Economics has been called the dismal science, but over at Carpe Diem, Professor Mark J. Perry's "Blog for Economics and Finance," it is the feelgood science. Whenever the markets slump I head over there for a dose of unrelenting economic and financial good cheer. Here, for example, are the topics of a recent handful of posts
The Magic and Miracle of the Marketplace. Yeah!
Mortgage Rates Fall to Fresh Historic Record Lows. Yeah!
Leading Economic Index Points to Ongoing Growth. Yeah!
US GDP tops pre-recession high. Yeah!
Jobless Claims Fall to Lowest Level Since Mid-2008. Yeah!
But here's the one I really like:
China Is Now World's No. 1 Manufacturer. Uh-oh!
But don't worry. As the text is quick to explain, this reflects no great credit on the Chinese -- far from it:
China's manufacturing workforce is estimated to be around 100 million and could be as high as 120 million, compared to America's manufacturing employment of about 11.5 million. Therefore, China is producing roughly the same manufacturing output as the U.S. but Chinese worker productivity is so low it needs 9-10 workers for every one American factory worker.Yeah!
Or, rather LOL.
For if Americans produced for themselves what the Chinese produce for them, for example, iPads, computers and car parts, those things would cost many times what they cost now.
In other words, Americans produce only what the Chinese don't, e.g., F-35 Fighter jets at $110 million per copy and rising, plus large civilian aircraft, missiles, cluster bombs, etc., patented drugs, lumber, leather, minerals, cement, steel and other bulky building products for home consumption, all of which can be sold at prices reflecting American wages because there's no Chinese competition.
True, in dollar terms, China produces only slightly more than America while using a much larger workforce to do it. But that reflects China's competitive advantage. Where China competes with America it provides massively better value.
Which explains the trajectory of growth in Chinese manufacturing. US post-recession manufacturing has barely recovered to the 2006 level. In the same period, China's manufacturing output has approximately doubled.
In a globalized economy, wages in the West are converging with those in the Rest. As they do so, prices of manufactured goods from China will rise. But by then it will be the Chinese who have the bulk of the World's manufacturing plant and the workforce skills to out-compete the West even on a level playing field.

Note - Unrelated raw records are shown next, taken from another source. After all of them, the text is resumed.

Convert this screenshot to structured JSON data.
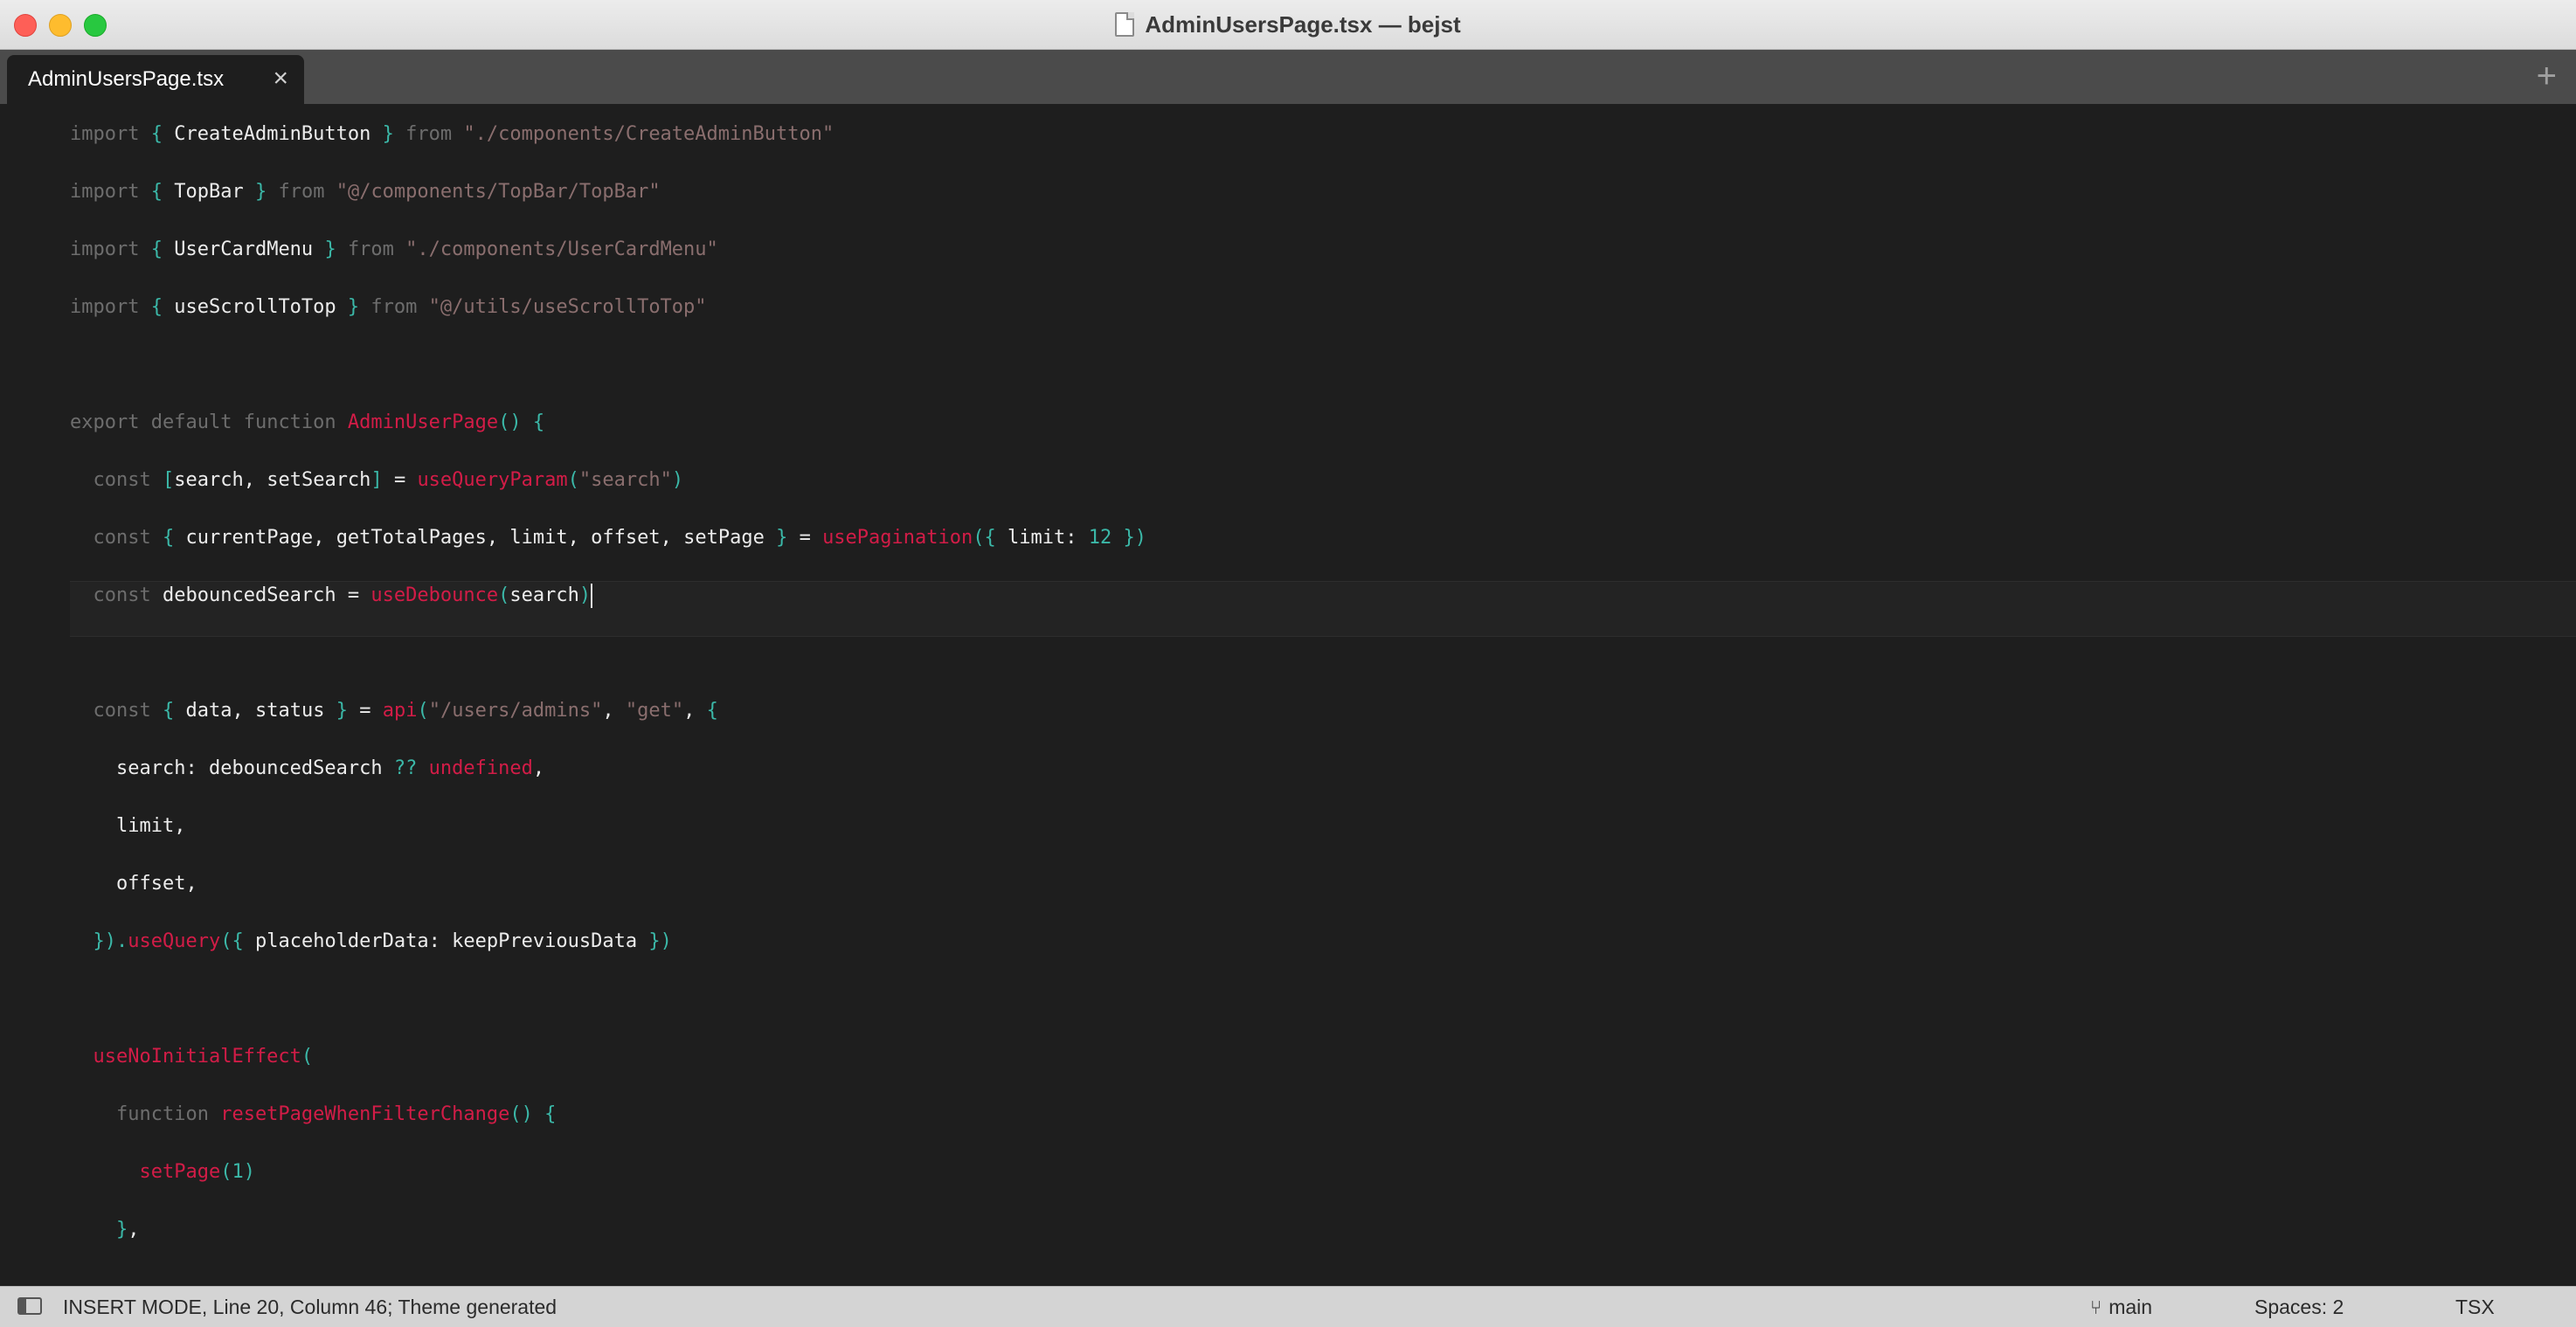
{
  "window": {
    "title": "AdminUsersPage.tsx — bejst"
  },
  "tabs": [
    {
      "label": "AdminUsersPage.tsx",
      "close": "×"
    }
  ],
  "tabbar": {
    "add": "+"
  },
  "editor": {
    "line_count": 20,
    "code_lines": [
      "import { CreateAdminButton } from \"./components/CreateAdminButton\"",
      "import { TopBar } from \"@/components/TopBar/TopBar\"",
      "import { UserCardMenu } from \"./components/UserCardMenu\"",
      "import { useScrollToTop } from \"@/utils/useScrollToTop\"",
      "",
      "export default function AdminUserPage() {",
      "  const [search, setSearch] = useQueryParam(\"search\")",
      "  const { currentPage, getTotalPages, limit, offset, setPage } = usePagination({ limit: 12 })",
      "  const debouncedSearch = useDebounce(search)",
      "",
      "  const { data, status } = api(\"/users/admins\", \"get\", {",
      "    search: debouncedSearch ?? undefined,",
      "    limit,",
      "    offset,",
      "  }).useQuery({ placeholderData: keepPreviousData })",
      "",
      "  useNoInitialEffect(",
      "    function resetPageWhenFilterChange() {",
      "      setPage(1)",
      "    },"
    ]
  },
  "statusbar": {
    "mode_text": "INSERT MODE, Line 20, Column 46; Theme generated",
    "branch": "main",
    "spaces": "Spaces: 2",
    "syntax": "TSX"
  },
  "colors": {
    "keyword": "#6d6d6d",
    "string": "#8a6e6e",
    "function": "#d21c47",
    "bracket": "#3bb8a8",
    "identifier": "#ececec",
    "background": "#1e1e1e"
  }
}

Oh well, enjoy it if you can. It takes ten Chinese making iPads to produce the same dollar volume of output as one American sawing lumber or building rockets, which truly goes to show how smart we in the West are.